The system is weather compensated, and has an average flow temperature of less than 30C. Heat is distributed throughout the extension by an underfloor system, and in the extension by wall-based piping in new hemp-lime internal partition walls.

The interior of the existing house was totally revamped after a long consultation with the family about internal design – all bedrooms were put in the old part of the house with new living spaces in the extension. The logic behind this was twofold – bedrooms are generally heated to a lower temperature than living spaces so are kept in the less insulated part of the building, and this allows public and private spaces to be kept separate too.

Putting a yard between the old and new elements of the building means the original u   house doesn't cast a shadow over the extension, allowing natural light to enter the south-facing clerestory windows and illuminate the main living space below.

One of the building's most interesting design features is a climbing wall for the couple's two teenage kids in the utility space. "The two teenagers in the house were very much involved in the design process. They required a clearly defined space of their own that was also far away from the bedrooms so that visiting children were not going to be interfering with the sleeping side of the house," Ryan says. "The climbing wall makes that little space naturally limited to the nimble youth. It doubles as a sleepover hideaway."
The house boasts other green features too – salvaged red-oak flooring in one area, and carpet that contains 80% goat hair in another. All building waste was separated and set aside for recycling or re-use too – leftover hemp and lime was used for flooring in a new shed, for example, and rubble from a dismantled shed was used as infill for a soakage pit. "Very little waste actually made it to land-fill," Ryan says.

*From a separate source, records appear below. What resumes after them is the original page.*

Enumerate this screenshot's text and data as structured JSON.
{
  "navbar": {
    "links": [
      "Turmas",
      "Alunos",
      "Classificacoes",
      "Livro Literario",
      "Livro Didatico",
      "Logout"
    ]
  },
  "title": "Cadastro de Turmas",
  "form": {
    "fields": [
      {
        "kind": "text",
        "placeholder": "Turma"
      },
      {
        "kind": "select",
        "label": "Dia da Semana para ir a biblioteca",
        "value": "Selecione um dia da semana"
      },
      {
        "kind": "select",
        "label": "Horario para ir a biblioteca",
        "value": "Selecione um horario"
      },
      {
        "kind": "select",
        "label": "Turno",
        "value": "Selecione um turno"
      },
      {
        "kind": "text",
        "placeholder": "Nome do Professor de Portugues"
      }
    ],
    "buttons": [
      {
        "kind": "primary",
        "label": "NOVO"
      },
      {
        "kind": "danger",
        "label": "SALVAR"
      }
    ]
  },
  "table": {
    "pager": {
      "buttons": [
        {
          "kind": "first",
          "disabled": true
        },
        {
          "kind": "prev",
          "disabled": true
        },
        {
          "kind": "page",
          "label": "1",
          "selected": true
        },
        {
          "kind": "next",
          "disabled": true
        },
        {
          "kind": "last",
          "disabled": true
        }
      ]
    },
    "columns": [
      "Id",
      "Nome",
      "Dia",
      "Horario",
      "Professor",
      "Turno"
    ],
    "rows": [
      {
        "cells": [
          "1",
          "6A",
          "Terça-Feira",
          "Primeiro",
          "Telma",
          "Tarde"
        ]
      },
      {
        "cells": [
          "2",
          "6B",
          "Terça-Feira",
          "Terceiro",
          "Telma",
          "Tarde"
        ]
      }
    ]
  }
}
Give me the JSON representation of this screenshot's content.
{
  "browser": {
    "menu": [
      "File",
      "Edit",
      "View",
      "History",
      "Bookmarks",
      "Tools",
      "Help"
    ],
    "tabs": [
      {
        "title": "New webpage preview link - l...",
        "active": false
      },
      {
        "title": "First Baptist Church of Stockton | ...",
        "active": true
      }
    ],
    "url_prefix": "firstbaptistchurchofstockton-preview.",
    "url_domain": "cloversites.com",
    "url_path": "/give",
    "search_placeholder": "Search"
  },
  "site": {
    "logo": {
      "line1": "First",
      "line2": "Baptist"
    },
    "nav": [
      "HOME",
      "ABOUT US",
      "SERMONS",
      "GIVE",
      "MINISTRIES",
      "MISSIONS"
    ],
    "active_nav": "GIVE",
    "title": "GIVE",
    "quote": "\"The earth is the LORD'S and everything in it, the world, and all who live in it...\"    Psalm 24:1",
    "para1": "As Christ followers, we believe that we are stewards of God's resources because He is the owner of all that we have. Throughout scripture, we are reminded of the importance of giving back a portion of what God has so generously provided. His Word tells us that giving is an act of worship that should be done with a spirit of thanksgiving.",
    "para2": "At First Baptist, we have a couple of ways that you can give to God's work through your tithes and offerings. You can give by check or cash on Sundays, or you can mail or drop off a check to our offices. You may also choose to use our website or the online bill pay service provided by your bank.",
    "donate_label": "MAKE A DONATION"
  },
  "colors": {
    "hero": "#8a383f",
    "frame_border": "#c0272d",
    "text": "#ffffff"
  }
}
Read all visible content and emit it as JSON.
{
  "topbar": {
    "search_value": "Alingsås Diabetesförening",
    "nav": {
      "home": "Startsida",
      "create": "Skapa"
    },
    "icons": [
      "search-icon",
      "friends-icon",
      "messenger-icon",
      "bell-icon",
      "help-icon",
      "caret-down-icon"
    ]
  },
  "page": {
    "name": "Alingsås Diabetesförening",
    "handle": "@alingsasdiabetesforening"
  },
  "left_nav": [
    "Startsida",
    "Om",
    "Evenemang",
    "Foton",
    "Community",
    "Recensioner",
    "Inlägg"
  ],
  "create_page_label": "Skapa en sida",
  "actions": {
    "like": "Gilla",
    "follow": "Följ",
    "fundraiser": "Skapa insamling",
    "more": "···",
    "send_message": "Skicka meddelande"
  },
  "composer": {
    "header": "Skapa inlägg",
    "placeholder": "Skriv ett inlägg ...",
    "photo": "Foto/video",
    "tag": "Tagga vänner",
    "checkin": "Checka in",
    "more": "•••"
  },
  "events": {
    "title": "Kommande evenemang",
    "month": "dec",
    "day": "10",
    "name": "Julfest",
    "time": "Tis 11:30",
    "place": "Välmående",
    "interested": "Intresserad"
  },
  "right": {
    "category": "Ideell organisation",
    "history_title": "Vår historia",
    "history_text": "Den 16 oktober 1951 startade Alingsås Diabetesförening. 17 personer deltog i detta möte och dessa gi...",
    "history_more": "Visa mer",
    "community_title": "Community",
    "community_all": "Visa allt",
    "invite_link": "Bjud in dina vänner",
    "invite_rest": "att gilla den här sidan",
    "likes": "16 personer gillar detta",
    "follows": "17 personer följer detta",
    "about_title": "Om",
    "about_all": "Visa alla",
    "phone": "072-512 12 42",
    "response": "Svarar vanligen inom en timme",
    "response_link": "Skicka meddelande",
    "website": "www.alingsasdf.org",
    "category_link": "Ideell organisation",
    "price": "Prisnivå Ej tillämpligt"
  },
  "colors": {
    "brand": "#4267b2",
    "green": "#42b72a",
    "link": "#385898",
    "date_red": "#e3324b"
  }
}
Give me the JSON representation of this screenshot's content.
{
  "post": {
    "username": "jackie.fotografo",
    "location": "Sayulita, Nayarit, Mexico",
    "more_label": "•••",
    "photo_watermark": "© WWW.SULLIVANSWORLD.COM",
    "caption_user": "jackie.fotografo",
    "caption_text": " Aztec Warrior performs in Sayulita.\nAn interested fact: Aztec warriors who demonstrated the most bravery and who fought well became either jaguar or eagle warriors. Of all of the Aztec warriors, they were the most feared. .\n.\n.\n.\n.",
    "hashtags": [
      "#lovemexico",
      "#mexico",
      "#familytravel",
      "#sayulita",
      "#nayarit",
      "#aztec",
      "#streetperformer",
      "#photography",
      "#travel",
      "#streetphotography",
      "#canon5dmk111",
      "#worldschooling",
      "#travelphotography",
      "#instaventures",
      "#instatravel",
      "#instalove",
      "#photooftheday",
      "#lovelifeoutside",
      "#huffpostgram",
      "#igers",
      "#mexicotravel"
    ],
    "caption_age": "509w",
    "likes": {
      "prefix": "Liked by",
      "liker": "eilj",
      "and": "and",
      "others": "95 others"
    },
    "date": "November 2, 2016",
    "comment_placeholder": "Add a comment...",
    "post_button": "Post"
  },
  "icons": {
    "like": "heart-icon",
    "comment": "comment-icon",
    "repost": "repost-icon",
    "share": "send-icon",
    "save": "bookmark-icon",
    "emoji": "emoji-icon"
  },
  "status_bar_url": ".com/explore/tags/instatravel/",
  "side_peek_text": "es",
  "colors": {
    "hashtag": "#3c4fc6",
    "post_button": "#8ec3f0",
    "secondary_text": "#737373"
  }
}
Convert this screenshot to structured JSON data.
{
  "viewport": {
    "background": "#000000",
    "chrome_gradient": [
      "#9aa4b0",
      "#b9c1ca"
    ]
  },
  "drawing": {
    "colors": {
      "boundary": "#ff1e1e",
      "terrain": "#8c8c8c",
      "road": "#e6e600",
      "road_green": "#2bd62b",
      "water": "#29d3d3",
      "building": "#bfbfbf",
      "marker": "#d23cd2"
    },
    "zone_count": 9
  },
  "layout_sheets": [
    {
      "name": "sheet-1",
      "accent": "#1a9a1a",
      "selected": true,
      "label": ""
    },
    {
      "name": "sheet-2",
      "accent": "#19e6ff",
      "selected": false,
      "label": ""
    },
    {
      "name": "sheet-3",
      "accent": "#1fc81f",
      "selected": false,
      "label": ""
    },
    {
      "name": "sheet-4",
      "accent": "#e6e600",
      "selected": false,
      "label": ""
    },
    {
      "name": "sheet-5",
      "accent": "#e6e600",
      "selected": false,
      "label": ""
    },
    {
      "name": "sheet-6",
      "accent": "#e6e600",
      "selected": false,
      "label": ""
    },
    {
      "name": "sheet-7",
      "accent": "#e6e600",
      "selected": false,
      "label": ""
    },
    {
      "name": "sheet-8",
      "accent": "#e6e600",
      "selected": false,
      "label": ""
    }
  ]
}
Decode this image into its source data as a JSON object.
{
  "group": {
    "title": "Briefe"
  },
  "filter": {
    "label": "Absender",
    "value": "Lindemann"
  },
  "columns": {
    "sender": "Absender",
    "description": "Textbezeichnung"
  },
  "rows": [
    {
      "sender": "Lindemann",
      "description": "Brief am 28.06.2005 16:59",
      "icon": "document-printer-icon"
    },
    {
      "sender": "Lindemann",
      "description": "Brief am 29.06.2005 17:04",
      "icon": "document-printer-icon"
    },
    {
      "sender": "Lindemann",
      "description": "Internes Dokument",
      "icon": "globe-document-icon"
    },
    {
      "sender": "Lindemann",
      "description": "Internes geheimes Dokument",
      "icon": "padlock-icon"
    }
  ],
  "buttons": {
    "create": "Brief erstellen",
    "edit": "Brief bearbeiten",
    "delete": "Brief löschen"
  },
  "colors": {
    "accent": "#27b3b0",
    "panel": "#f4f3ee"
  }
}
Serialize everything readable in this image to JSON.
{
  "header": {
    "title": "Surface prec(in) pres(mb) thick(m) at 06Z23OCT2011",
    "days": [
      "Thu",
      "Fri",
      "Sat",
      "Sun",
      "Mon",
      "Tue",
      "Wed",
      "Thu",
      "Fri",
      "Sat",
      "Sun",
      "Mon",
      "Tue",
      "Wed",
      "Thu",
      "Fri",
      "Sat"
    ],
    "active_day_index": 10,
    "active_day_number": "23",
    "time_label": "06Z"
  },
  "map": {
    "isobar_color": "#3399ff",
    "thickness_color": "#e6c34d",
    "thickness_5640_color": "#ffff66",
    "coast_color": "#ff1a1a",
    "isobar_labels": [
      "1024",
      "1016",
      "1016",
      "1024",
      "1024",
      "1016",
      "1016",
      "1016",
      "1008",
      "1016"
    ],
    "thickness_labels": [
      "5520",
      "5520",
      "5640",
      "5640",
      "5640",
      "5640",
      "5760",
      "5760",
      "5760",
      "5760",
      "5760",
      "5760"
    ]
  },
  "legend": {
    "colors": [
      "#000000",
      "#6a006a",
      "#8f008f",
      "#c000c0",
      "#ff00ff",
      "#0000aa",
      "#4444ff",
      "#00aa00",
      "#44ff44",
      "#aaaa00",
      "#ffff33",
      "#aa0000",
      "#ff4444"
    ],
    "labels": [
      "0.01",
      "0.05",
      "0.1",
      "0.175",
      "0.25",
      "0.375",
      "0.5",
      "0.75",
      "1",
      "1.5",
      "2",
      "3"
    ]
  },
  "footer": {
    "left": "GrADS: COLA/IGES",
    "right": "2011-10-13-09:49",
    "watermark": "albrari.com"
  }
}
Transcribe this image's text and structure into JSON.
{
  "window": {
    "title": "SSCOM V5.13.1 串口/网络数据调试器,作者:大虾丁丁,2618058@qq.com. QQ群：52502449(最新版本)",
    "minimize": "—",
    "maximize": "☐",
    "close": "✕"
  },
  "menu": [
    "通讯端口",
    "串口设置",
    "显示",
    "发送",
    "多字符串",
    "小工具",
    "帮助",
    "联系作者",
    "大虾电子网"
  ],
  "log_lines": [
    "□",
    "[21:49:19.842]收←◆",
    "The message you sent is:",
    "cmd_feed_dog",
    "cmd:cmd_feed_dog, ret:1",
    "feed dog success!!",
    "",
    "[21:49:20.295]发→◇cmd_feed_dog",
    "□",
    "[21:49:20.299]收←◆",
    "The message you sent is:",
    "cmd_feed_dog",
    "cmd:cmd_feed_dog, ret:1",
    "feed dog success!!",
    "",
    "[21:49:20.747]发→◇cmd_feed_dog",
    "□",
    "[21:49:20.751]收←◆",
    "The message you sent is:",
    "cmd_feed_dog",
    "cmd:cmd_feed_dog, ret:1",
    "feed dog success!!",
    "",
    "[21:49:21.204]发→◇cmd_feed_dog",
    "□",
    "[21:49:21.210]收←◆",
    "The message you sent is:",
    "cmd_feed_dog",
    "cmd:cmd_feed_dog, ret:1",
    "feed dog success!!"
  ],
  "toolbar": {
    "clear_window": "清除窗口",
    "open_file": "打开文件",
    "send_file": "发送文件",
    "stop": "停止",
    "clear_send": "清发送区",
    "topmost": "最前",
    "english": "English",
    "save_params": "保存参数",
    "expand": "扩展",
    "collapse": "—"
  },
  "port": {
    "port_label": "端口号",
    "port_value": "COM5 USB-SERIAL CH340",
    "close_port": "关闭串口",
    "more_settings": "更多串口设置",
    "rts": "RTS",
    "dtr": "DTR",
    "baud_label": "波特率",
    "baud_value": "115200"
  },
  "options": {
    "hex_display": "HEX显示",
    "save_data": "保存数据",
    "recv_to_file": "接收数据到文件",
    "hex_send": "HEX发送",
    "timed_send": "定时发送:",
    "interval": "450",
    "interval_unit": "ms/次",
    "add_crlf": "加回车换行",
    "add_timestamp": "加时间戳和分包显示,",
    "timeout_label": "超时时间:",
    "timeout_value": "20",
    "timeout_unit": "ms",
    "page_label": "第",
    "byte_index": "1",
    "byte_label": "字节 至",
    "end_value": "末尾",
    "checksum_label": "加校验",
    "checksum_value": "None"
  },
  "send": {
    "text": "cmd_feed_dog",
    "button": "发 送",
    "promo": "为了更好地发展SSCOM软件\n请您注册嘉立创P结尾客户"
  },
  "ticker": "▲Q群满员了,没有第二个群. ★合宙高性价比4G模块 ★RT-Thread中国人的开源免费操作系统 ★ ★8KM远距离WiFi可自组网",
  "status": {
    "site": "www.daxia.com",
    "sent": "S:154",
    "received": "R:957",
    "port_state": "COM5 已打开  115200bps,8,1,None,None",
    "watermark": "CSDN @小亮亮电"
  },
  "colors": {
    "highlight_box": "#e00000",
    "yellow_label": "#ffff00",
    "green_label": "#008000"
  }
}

Situated near the coast, the driving rain of the north-west will no doubt put the upgraded house and extension to a tough test. A BER calculation and air-tightness test had yet to be done as Construct Ireland went to print, but having been living between the house and a camper van while work was ongoing, Celia Keenaghan is glad to be back in an almost-finished home for good. She's particularly pleased the interior is getting much more natural light now.

"It's a great space, it's really made life a lot easier," she says. "The feel of it is lovely, there's nice heat in it. It's a lovely living space."

Selected project details

Design: Applied Sense Design & Architecture
Contractor: Hughes & Haas
Ground-source heat pump: Nutherm
Hemp-lime: Hempire
Attic insulation: Abbey Insulation
Floor insulation: BMG Hardware
Glazing: CareyGlass
Concrete polishing: Renobuild
GGBS: Trotters' Quarry